I will openly admit that I sat down for this doc somewhat skeptical. After all, so many of us have already seen the quintessential spelling-bee documentary, Spellbound, so I wasn’t sure how director Lana Šlezic was going to put a new spin on things. But lo, she did just that and the result is relentlessly charming, totally engaging and surprisingly suspenseful – I challenge you not to be on the edge of your seat as the film’s pint-sized subjects, the inaugural First Nations participants in Canada’s National Spelling Bee, stand at the microphone. Or to not literally feel your heart sink when they utter the wrong letter. The doc tracks a number of kids, but also sheds light on their unique situations living on remote reserves, where their dedicated parents and teachers strive to encourage and educate (despite limited resources) in the hopes of helping these youngsters build better lives for themselves.
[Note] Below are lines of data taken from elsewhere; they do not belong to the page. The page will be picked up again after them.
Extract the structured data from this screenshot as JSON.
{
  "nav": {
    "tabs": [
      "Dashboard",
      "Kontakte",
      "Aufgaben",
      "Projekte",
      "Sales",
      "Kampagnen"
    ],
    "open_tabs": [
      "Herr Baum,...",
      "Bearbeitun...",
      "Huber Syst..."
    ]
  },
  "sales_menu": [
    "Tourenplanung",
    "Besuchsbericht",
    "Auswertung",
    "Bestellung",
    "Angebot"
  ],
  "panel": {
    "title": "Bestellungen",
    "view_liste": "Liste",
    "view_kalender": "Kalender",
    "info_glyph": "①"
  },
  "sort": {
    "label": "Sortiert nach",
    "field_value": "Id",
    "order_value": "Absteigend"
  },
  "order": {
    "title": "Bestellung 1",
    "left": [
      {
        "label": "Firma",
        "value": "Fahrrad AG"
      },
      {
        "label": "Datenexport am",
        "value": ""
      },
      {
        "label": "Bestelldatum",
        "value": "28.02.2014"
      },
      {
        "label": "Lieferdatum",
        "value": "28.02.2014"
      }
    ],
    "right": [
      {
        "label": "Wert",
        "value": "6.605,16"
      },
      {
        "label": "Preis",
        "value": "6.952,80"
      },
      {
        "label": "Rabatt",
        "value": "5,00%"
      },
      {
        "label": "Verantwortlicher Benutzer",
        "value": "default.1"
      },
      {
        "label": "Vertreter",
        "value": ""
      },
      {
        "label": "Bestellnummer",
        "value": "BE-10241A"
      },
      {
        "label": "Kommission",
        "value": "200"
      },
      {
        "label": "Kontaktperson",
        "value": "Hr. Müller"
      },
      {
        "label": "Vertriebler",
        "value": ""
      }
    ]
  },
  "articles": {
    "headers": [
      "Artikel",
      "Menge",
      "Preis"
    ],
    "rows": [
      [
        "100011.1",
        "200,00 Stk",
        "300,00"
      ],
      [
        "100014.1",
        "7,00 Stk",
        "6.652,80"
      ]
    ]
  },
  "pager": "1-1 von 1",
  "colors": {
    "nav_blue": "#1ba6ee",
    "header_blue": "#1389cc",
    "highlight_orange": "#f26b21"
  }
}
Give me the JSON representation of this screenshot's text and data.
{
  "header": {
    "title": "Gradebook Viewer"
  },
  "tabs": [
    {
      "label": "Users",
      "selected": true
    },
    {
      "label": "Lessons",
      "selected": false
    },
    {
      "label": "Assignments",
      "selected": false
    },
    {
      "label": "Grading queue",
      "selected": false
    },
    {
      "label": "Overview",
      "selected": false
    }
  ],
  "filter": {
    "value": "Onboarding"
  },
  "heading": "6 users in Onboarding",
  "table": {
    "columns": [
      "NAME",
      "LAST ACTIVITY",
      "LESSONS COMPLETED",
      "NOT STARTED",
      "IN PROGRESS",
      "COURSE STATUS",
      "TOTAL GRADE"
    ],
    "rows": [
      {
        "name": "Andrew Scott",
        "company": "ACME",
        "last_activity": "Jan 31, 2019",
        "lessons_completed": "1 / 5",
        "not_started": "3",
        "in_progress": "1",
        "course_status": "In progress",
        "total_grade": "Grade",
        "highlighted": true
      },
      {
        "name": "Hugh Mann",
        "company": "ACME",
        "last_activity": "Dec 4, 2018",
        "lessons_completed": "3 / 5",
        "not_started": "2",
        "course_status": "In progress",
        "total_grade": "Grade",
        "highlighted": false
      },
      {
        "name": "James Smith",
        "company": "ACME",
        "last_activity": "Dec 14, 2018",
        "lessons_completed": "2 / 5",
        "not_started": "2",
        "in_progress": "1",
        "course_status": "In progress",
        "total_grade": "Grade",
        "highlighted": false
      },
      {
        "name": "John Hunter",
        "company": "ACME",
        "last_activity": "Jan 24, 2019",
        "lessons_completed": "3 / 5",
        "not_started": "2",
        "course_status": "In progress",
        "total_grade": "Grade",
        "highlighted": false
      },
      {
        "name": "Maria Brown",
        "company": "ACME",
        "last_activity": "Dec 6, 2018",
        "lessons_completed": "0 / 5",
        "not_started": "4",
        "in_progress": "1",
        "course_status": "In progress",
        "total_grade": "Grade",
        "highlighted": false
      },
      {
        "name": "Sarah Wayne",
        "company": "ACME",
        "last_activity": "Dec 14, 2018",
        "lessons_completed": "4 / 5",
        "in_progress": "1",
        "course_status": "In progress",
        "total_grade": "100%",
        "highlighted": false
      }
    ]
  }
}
Blurred Lines: Inside the Art World (7/8)
I love it when a documentary pulls back the curtain on a world I may know little to nothing about, and then completely saturates my brain with all sorts of awesome information that makes me go, “OMG, that’s what goes on?! That movie was amazing!” Director Barry Avrich’s fantastic exposé of the contemporary art world – and the complex machinations from its extensive array of stakeholders (from artists and auction houses to dealers, gallery owners and collectors) that result in pieces selling for the tens of millions of dollars – is just such a film. Fitting for a doc about art, Blurred Lines is also blessed with super-stylish credits, transitions and art direction, and is not only filled to overflowing with insightful commentary from key industry players, but – like a cinematic gallery – so many beautifully weird and curious pieces of art.
House of Z (7/8)
Though you don’t really need to be well-versed in the world of fashion to truly savor this engrossing documentary about designer Zac Posen, it certainly makes the experience that much richer. Aided by copious amounts of archival footage and dozens of Posen’s stunningly draped pieces, alongside interviews with industry experts and many of Posen’s friends and family, director Sandy Chronopolous crafts a fascinating portrait of the former wunderkind, who became an industry sensation in 2001 when he was just 21. The film tracks Posen’s meteoric success, his increasingly strained relationships with his mother and sister, his eventual fall from favor and his hope for resurrection as he painstakingly prepares for a pivotal 2014 show. Let’s face it: everyone loves a good redemption story and Posen’s makes for a great doc.
Kim Dotcom: Caught in the Web (7/8)
Full disclosure: I lurrrrrrve documentaries about the internet. Anytime I can see brilliant folks like Gabriella Coleman talk about cyber issues, I’m hooked. It should come as no surprise, then, that I loved director Annie Goldson’s profile of controversial Megaupload founder and notorious hacker Kim Dotcom, whose epic rise and fall has all the makings of a Hollywood thriller. Featuring tons of archival footage, and extensive interviews with the titular internet pioneer (or is he a criminal?) and experts (like Coleman!) from across the globe, the film is a comprehensive, fascinating look at a seemingly amiable guy who’s as revered as he is loathed, depending on who you ask. The film wisely stays as neutral as possible – is Kim a sweet guy or is this whole thing an act? – and is a worthy addition the ranks of Deep Web, Downloaded, We Are Legion and the like.
Fierce, moving and hands down a guaranteed crowd-pleaser, this lively doc from director Amanda Lipitz follows the Lethal Ladies step team – members of the founding class of the Baltimore Leadership School for Young Women – over the course of a year, as they prepare for their final season of competition and, more importantly, graduation. Lipitz trains her lens on several of the team’s key steppers, highlighting their personal struggles (poverty, academic challenges, romance, the stress of college applications) and the persistent challenges of team dynamics, setting it all to the constant rhythmic beat of a championship-title hunt. Never dull, always compelling and a terrific testament to the dedication of the girls as much as that of the teachers and principal at BLSYW, Step just rocks.